British court blocks Sri Lankan Tamil deportations
- India will set climate change conference agenda: Narendra Modi
- From Kerala family to ex-gangster, Islamic State pulls Maldives men
- Collegium system end: NJAC is in, judges lose say in hiring
- BJP-RSS set to demolish secular democratic foundations: CPI(M)
- Ahmedabad: Saffron uniform for Hindu kids, green for Muslim
A group of failed Sri Lankan Tamil asylum seekers have won the right to stay in the UK after the high court blocked their deportation scheduled for today.
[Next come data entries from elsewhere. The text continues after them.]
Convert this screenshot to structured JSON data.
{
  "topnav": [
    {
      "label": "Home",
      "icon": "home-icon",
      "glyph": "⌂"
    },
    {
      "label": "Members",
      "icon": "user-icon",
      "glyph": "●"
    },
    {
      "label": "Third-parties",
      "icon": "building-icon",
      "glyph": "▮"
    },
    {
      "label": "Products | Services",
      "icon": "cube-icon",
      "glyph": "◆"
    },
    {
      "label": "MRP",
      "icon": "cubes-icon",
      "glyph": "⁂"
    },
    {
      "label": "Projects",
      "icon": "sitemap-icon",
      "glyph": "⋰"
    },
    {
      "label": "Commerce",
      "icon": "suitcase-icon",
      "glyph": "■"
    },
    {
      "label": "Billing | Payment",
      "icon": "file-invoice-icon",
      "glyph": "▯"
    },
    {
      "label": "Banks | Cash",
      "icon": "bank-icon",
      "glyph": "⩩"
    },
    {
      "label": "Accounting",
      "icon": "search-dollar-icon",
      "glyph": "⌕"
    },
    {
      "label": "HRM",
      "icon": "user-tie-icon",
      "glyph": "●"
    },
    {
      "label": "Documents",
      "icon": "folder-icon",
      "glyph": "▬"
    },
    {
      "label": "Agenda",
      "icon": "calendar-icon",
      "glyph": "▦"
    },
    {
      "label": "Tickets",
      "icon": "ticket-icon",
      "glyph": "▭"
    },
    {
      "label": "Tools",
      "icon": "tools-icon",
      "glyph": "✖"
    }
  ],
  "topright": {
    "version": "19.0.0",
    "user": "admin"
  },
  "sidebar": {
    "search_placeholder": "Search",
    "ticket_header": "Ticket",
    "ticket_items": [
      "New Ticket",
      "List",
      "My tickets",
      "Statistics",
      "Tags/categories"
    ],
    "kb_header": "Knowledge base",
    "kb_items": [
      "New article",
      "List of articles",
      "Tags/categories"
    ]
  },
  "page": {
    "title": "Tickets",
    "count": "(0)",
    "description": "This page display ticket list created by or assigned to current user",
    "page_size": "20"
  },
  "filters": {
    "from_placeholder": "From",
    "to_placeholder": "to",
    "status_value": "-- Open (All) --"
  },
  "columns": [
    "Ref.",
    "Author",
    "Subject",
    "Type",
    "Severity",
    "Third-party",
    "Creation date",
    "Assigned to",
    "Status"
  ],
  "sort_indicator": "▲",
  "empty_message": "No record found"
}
Lawyers for Tamils facing deportation claim the landmark decision applies to all other failed Tamil asylum seekers as well as those in detention, none of whom can be deported pending investigations into their claims that they will be subjected to torture in Sri Lanka.
The UK Border Agency, however, stressed that the decision did "not represent a blanket ban on returns to Sri Lanka".
"We are disappointed with the outcome of this hearing and we will appeal," it added.
Human rights groups have maintained that Tamils sent back earlier have been tortured.
A Human Rights Watch report released earlier this week had claimed that Sri Lankan security forces were using violence to torture suspected members or supporters of the
Liberation Tigers of Tamil Eelam (LTTE).
The report had also accused the British government of continuing to deport failed asylum seekers back to Sri Lanka despite mounting evidence that they face the risk of being raped and tortured on their return, nearly four years after the end of the island's civil war.
The Sri Lankan government denies these claims.
An immigration tribunal in Britain has been hearing evidence on the wider question of the situation in Sri Lanka and its deliberations will be used to update UK Home Office guidance on the risks of returning people to the island.
In his high court ruling this week, Justice Wilkie said that because the guidance on Sri Lanka was being considered "virtually afresh" and it was clear that "the existing country guidance will have to change," the failed Tamil asylum seekers
could not be deported as planned.
"That position is one which this court cannot simply blind itself to," he said.